The Monetary Policy Committee, led by Governor Mark Carney, voted 9-0 to keep the key rate unchanged at 0.75 percent.
The committee also unanimously decided to maintain the quantitative easing through asset purchases at GBP 435 billion.
Policymakers said if the economy continues to develop broadly in line with the August Inflation Report projections, an ongoing tightening of monetary policy over the forecast period would be appropriate to return inflation sustainably to the 2 percent target.
The MPC reiterated that any future increases in Bank Rate were likely to be at a gradual pace and to a limited extent.
Ruth Gregory, an economist at Capital Economics, said the MPC will tread cautiously until Brexit uncertainty has been resolved.
Indeed, a Brexit deal will be struck at the eleventh hour, which will probably prevent the MPC from lifting rates again until next year, the economist added.
Chancellor Philip Hammond announced on Tuesday that Carney will stay at the helm of the central bank until the end of January 2020 to support a smooth Brexit and transition.
The BoE Governor has not ruled out a no-deal Brexit and had warned earlier that the economy would suffer a shock if that is the case.
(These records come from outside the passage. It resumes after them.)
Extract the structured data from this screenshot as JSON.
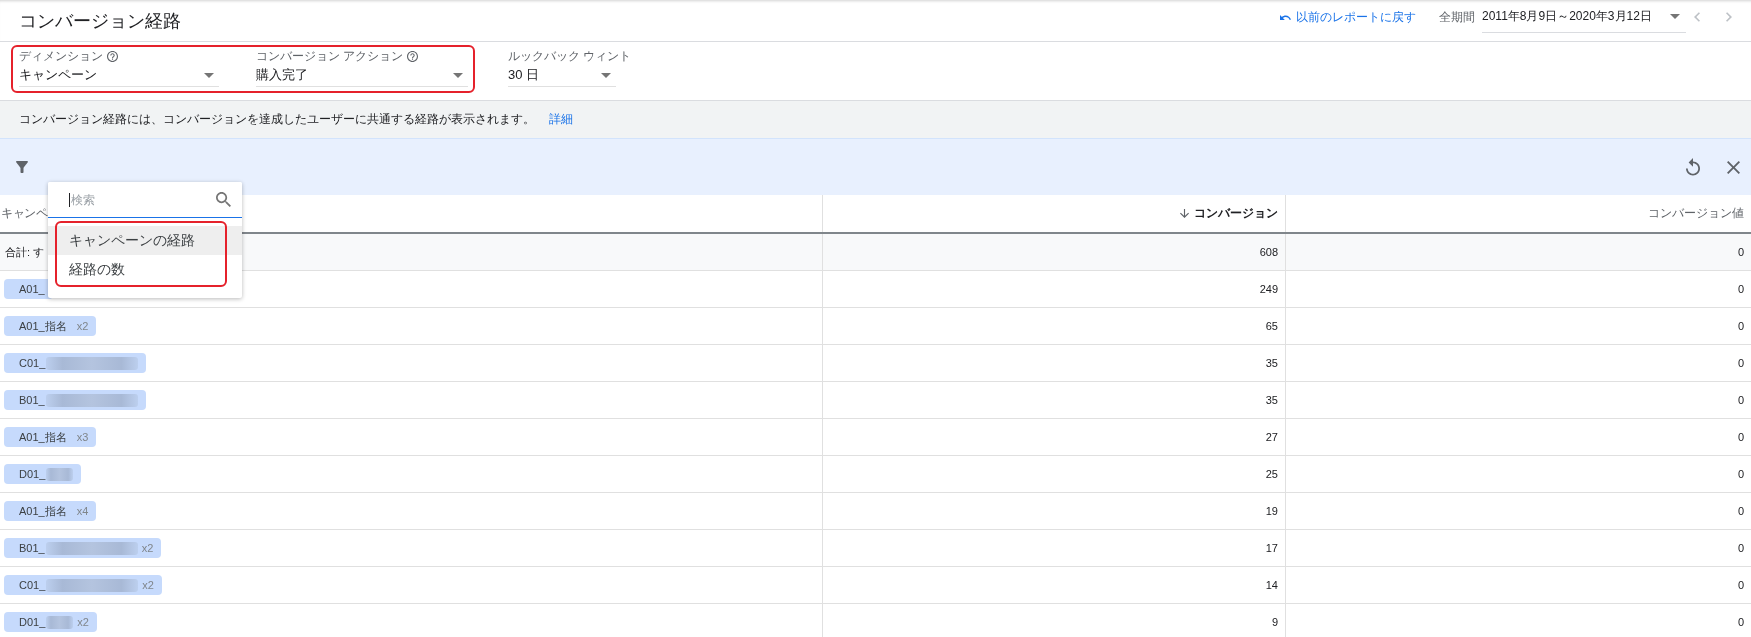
{
  "header": {
    "title": "コンバージョン経路",
    "back_link": "以前のレポートに戻す",
    "period_label": "全期間",
    "date_range": "2011年8月9日～2020年3月12日"
  },
  "filters": {
    "highlighted": true,
    "fields": [
      {
        "label": "ディメンション",
        "help": true,
        "value": "キャンペーン"
      },
      {
        "label": "コンバージョン アクション",
        "help": true,
        "value": "購入完了"
      },
      {
        "label": "ルックバック ウィント",
        "value": "30 日"
      }
    ]
  },
  "info": {
    "text": "コンバージョン経路には、コンバージョンを達成したユーザーに共通する経路が表示されます。",
    "link": "詳細"
  },
  "table": {
    "columns": [
      {
        "label": "キャンペ",
        "sorted": false
      },
      {
        "label": "コンバージョン",
        "sorted": true
      },
      {
        "label": "コンバージョン値",
        "sorted": false
      }
    ],
    "total": {
      "label": "合計: す",
      "conversions": "608",
      "value": "0"
    },
    "rows": [
      {
        "path": [
          {
            "kind": "plain",
            "label": "A01_"
          }
        ],
        "conversions": "249",
        "value": "0"
      },
      {
        "path": [
          {
            "kind": "plain",
            "label": "A01_指名",
            "repeat": "x2"
          }
        ],
        "conversions": "65",
        "value": "0"
      },
      {
        "path": [
          {
            "kind": "longblur",
            "label": "C01_"
          }
        ],
        "conversions": "35",
        "value": "0"
      },
      {
        "path": [
          {
            "kind": "longblur",
            "label": "B01_"
          }
        ],
        "conversions": "35",
        "value": "0"
      },
      {
        "path": [
          {
            "kind": "plain",
            "label": "A01_指名",
            "repeat": "x3"
          }
        ],
        "conversions": "27",
        "value": "0"
      },
      {
        "path": [
          {
            "kind": "shortblur",
            "label": "D01_"
          }
        ],
        "conversions": "25",
        "value": "0"
      },
      {
        "path": [
          {
            "kind": "plain",
            "label": "A01_指名",
            "repeat": "x4"
          }
        ],
        "conversions": "19",
        "value": "0"
      },
      {
        "path": [
          {
            "kind": "longblur",
            "label": "B01_",
            "repeat": "x2"
          }
        ],
        "conversions": "17",
        "value": "0"
      },
      {
        "path": [
          {
            "kind": "longblur",
            "label": "C01_",
            "repeat": "x2"
          }
        ],
        "conversions": "14",
        "value": "0"
      },
      {
        "path": [
          {
            "kind": "shortblur",
            "label": "D01_",
            "repeat": "x2"
          }
        ],
        "conversions": "9",
        "value": "0"
      }
    ]
  },
  "dropdown": {
    "highlighted": true,
    "search": {
      "placeholder": "検索",
      "focused": true
    },
    "items": [
      {
        "label": "キャンペーンの経路",
        "selected": true
      },
      {
        "label": "経路の数",
        "selected": false
      }
    ]
  }
}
Despite the ongoing uncertainty over Brexit negotiations, the economy expanded 0.6 percent in the three months to July, the fastest since August 2017.
Warm weather and the World Cup boosted retail sales and recovery in construction underpinned economic growth.
BoE staff raised their growth outlook for the third quarter to 0.5 percent from 0.4 percent. Growth in manufacturing is likely to rebound in the third quarter after erratic weakness in the second quarter, bank said.
Recent developments have increased downside risks around global growth to some degree. Further protectionist measures by the United States and China, if implemented, could have a somewhat more negative impact on global growth than was anticipated in August.
According to Agents' summary of business conditions, uncertainty around Brexit contributed to a slight softening in investment intentions.